--- Activity ---
Search the entries below for the word "Provider", then copy each line in which it is found.

--- Data records for software interfaces ---

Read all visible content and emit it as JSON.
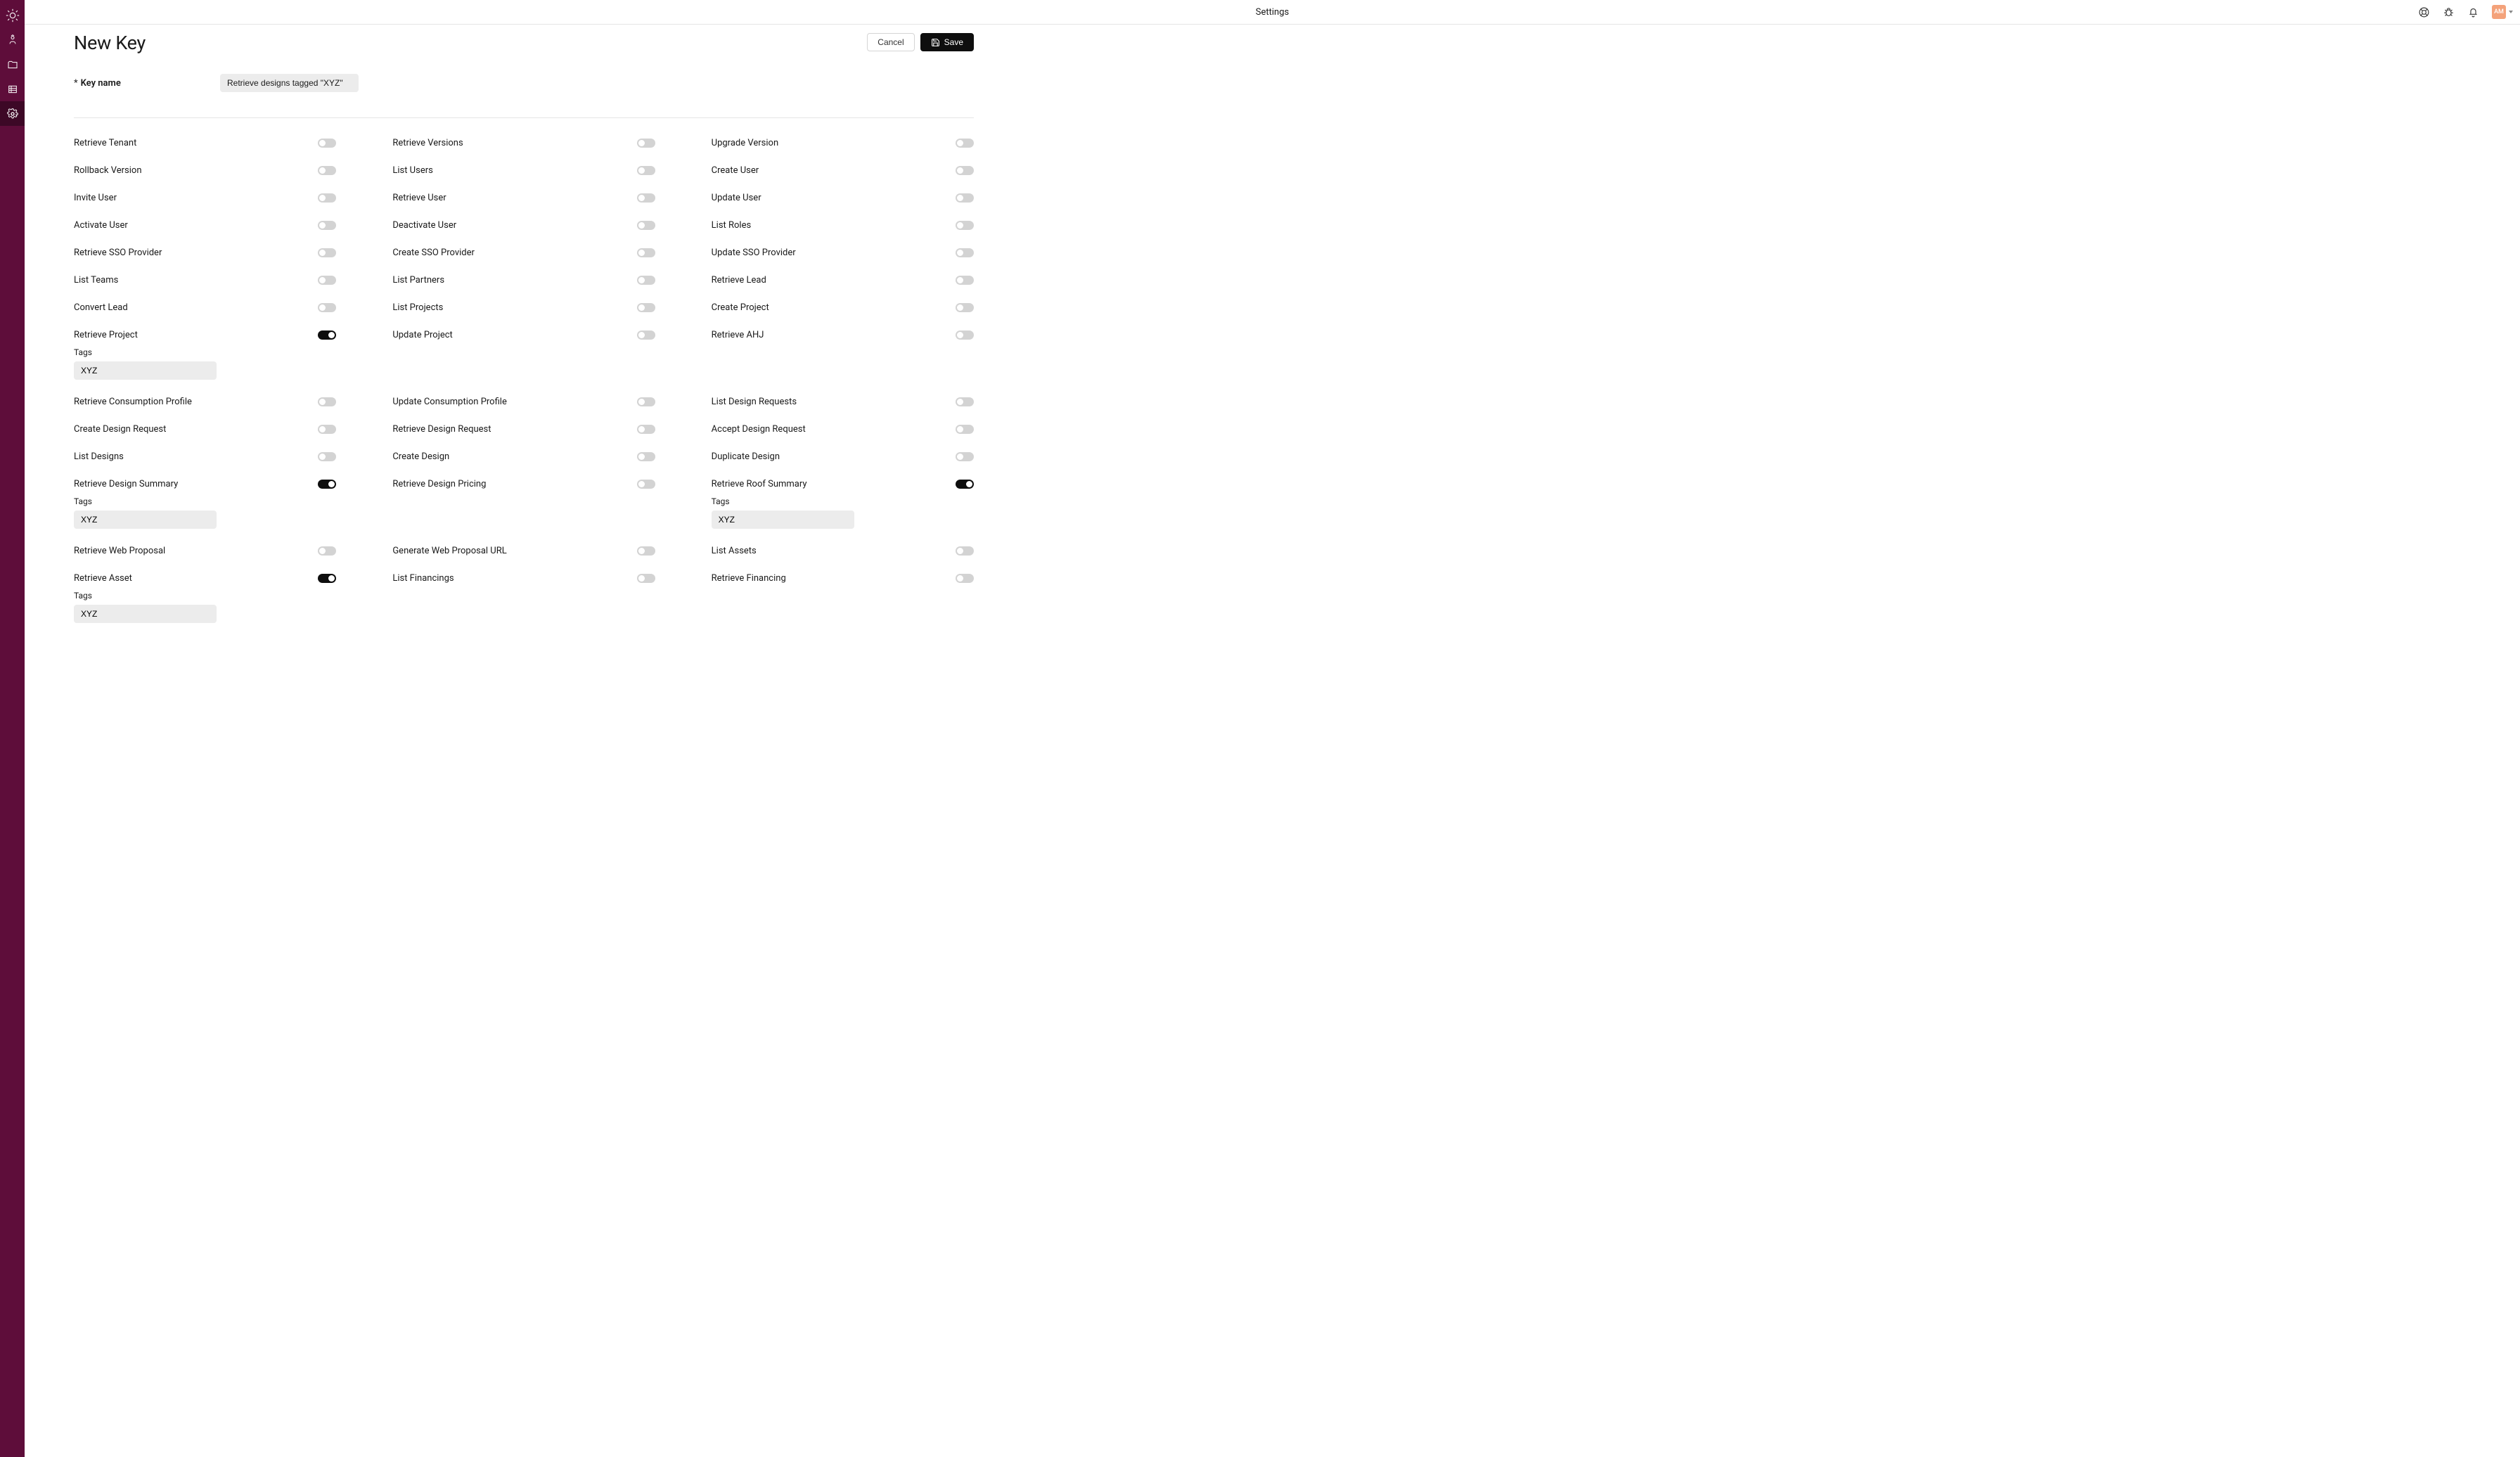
{
  "topbar": {
    "title": "Settings",
    "avatar": "AM"
  },
  "page": {
    "title": "New Key",
    "cancel_label": "Cancel",
    "save_label": "Save"
  },
  "keyname": {
    "label": "Key name",
    "required_mark": "*",
    "value": "Retrieve designs tagged \"XYZ\""
  },
  "tags_section_label": "Tags",
  "permissions": [
    {
      "label": "Retrieve Tenant",
      "on": false
    },
    {
      "label": "Retrieve Versions",
      "on": false
    },
    {
      "label": "Upgrade Version",
      "on": false
    },
    {
      "label": "Rollback Version",
      "on": false
    },
    {
      "label": "List Users",
      "on": false
    },
    {
      "label": "Create User",
      "on": false
    },
    {
      "label": "Invite User",
      "on": false
    },
    {
      "label": "Retrieve User",
      "on": false
    },
    {
      "label": "Update User",
      "on": false
    },
    {
      "label": "Activate User",
      "on": false
    },
    {
      "label": "Deactivate User",
      "on": false
    },
    {
      "label": "List Roles",
      "on": false
    },
    {
      "label": "Retrieve SSO Provider",
      "on": false
    },
    {
      "label": "Create SSO Provider",
      "on": false
    },
    {
      "label": "Update SSO Provider",
      "on": false
    },
    {
      "label": "List Teams",
      "on": false
    },
    {
      "label": "List Partners",
      "on": false
    },
    {
      "label": "Retrieve Lead",
      "on": false
    },
    {
      "label": "Convert Lead",
      "on": false
    },
    {
      "label": "List Projects",
      "on": false
    },
    {
      "label": "Create Project",
      "on": false
    },
    {
      "label": "Retrieve Project",
      "on": true,
      "tags": "XYZ"
    },
    {
      "label": "Update Project",
      "on": false
    },
    {
      "label": "Retrieve AHJ",
      "on": false
    },
    {
      "label": "Retrieve Consumption Profile",
      "on": false
    },
    {
      "label": "Update Consumption Profile",
      "on": false
    },
    {
      "label": "List Design Requests",
      "on": false
    },
    {
      "label": "Create Design Request",
      "on": false
    },
    {
      "label": "Retrieve Design Request",
      "on": false
    },
    {
      "label": "Accept Design Request",
      "on": false
    },
    {
      "label": "List Designs",
      "on": false
    },
    {
      "label": "Create Design",
      "on": false
    },
    {
      "label": "Duplicate Design",
      "on": false
    },
    {
      "label": "Retrieve Design Summary",
      "on": true,
      "tags": "XYZ"
    },
    {
      "label": "Retrieve Design Pricing",
      "on": false
    },
    {
      "label": "Retrieve Roof Summary",
      "on": true,
      "tags": "XYZ"
    },
    {
      "label": "Retrieve Web Proposal",
      "on": false
    },
    {
      "label": "Generate Web Proposal URL",
      "on": false
    },
    {
      "label": "List Assets",
      "on": false
    },
    {
      "label": "Retrieve Asset",
      "on": true,
      "tags": "XYZ"
    },
    {
      "label": "List Financings",
      "on": false
    },
    {
      "label": "Retrieve Financing",
      "on": false
    }
  ]
}
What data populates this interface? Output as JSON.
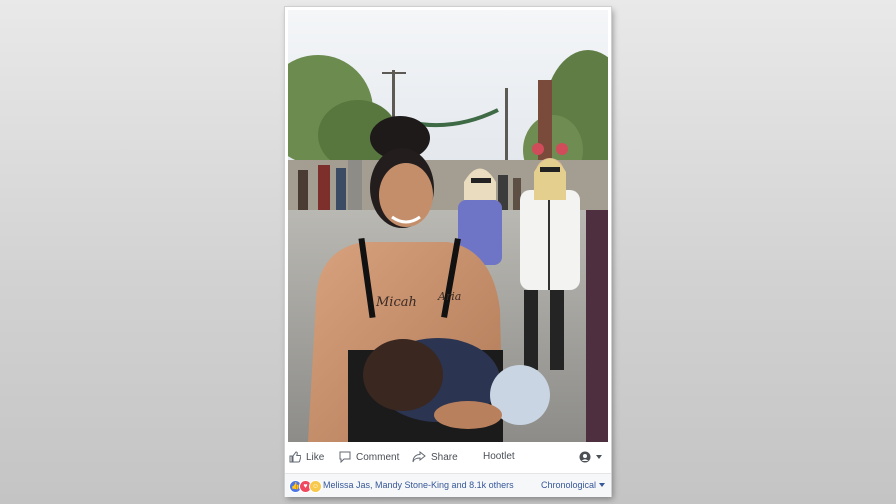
{
  "post": {
    "photo_alt": "Photo of a woman breastfeeding a child at a theme park",
    "tattoo_left": "Micah",
    "tattoo_right": "Aria"
  },
  "actions": {
    "like": "Like",
    "comment": "Comment",
    "share": "Share",
    "hootlet": "Hootlet"
  },
  "reactions": {
    "summary": "Melissa Jas, Mandy Stone-King and 8.1k others",
    "sort_label": "Chronological",
    "icons": [
      "like-icon",
      "love-icon",
      "haha-icon"
    ]
  },
  "colors": {
    "link": "#365899",
    "like_blue": "#4a76e8",
    "love_red": "#f0485f",
    "haha_yellow": "#f7c84a"
  }
}
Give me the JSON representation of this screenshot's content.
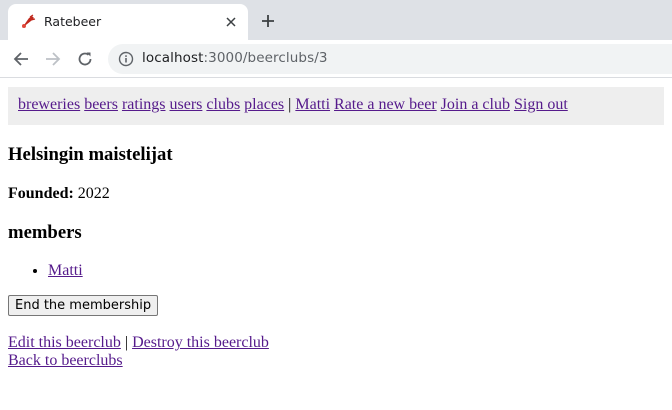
{
  "browser": {
    "tab_title": "Ratebeer",
    "url_host": "localhost",
    "url_path": ":3000/beerclubs/3",
    "icons": [
      "favicon-icon",
      "close-icon",
      "plus-icon",
      "back-arrow-icon",
      "forward-arrow-icon",
      "reload-icon",
      "info-icon"
    ]
  },
  "nav": {
    "links": [
      "breweries",
      "beers",
      "ratings",
      "users",
      "clubs",
      "places"
    ],
    "separator": "|",
    "user_links": [
      "Matti",
      "Rate a new beer",
      "Join a club",
      "Sign out"
    ]
  },
  "club": {
    "name": "Helsingin maistelijat",
    "founded_label": "Founded:",
    "founded_year": "2022",
    "members_heading": "members",
    "members": [
      "Matti"
    ],
    "end_button": "End the membership"
  },
  "footer": {
    "edit": "Edit this beerclub",
    "separator": "|",
    "destroy": "Destroy this beerclub",
    "back": "Back to beerclubs"
  },
  "colors": {
    "visited_link": "#551a8b",
    "navbar_bg": "#eeeeee",
    "tabstrip_bg": "#dee1e6"
  }
}
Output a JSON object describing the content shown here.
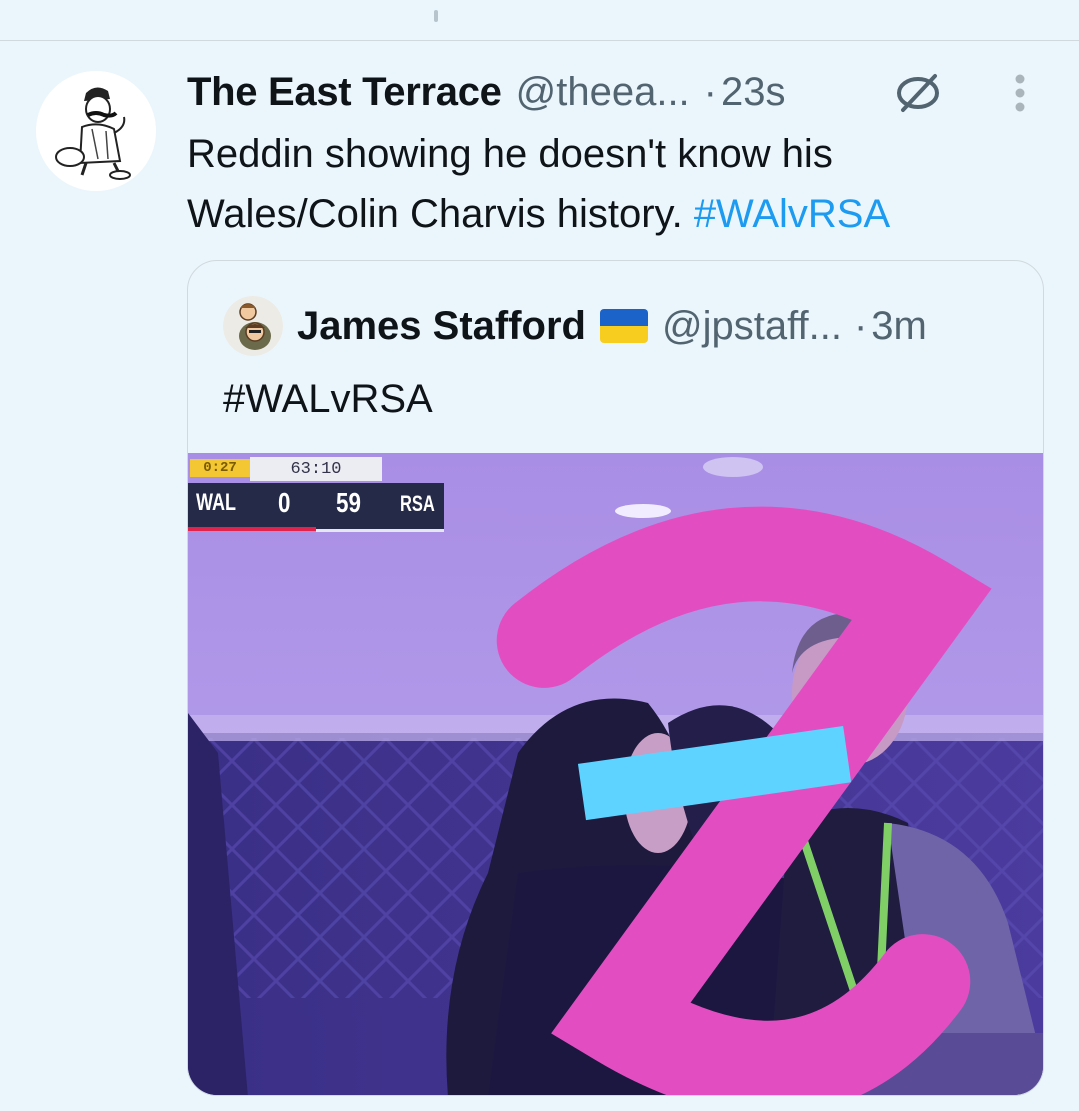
{
  "tweet": {
    "display_name": "The East Terrace",
    "handle": "@theea...",
    "separator": "·",
    "time": "23s",
    "text_main": "Reddin showing he doesn't know his Wales/Colin Charvis history.",
    "hashtag": "#WAlvRSA",
    "icons": {
      "hide": "eye-slash-icon",
      "more": "vertical-ellipsis-icon"
    }
  },
  "quote": {
    "display_name": "James Stafford",
    "flag": "ukraine-flag",
    "handle": "@jpstaff...",
    "separator": "·",
    "time": "3m",
    "text": "#WALvRSA"
  },
  "scoreboard": {
    "clock": "0:27",
    "game_time": "63:10",
    "home_team": "WAL",
    "home_score": "0",
    "away_score": "59",
    "away_team": "RSA"
  },
  "colors": {
    "background": "#ebf6fc",
    "link": "#1d9bf0",
    "secondary_text": "#536471",
    "border": "#cfd9de"
  }
}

--- Output for this exercise ---
      "label": "Retrieve SSO Provider",
      "label": "Create SSO Provider",
      "label": "Update SSO Provider",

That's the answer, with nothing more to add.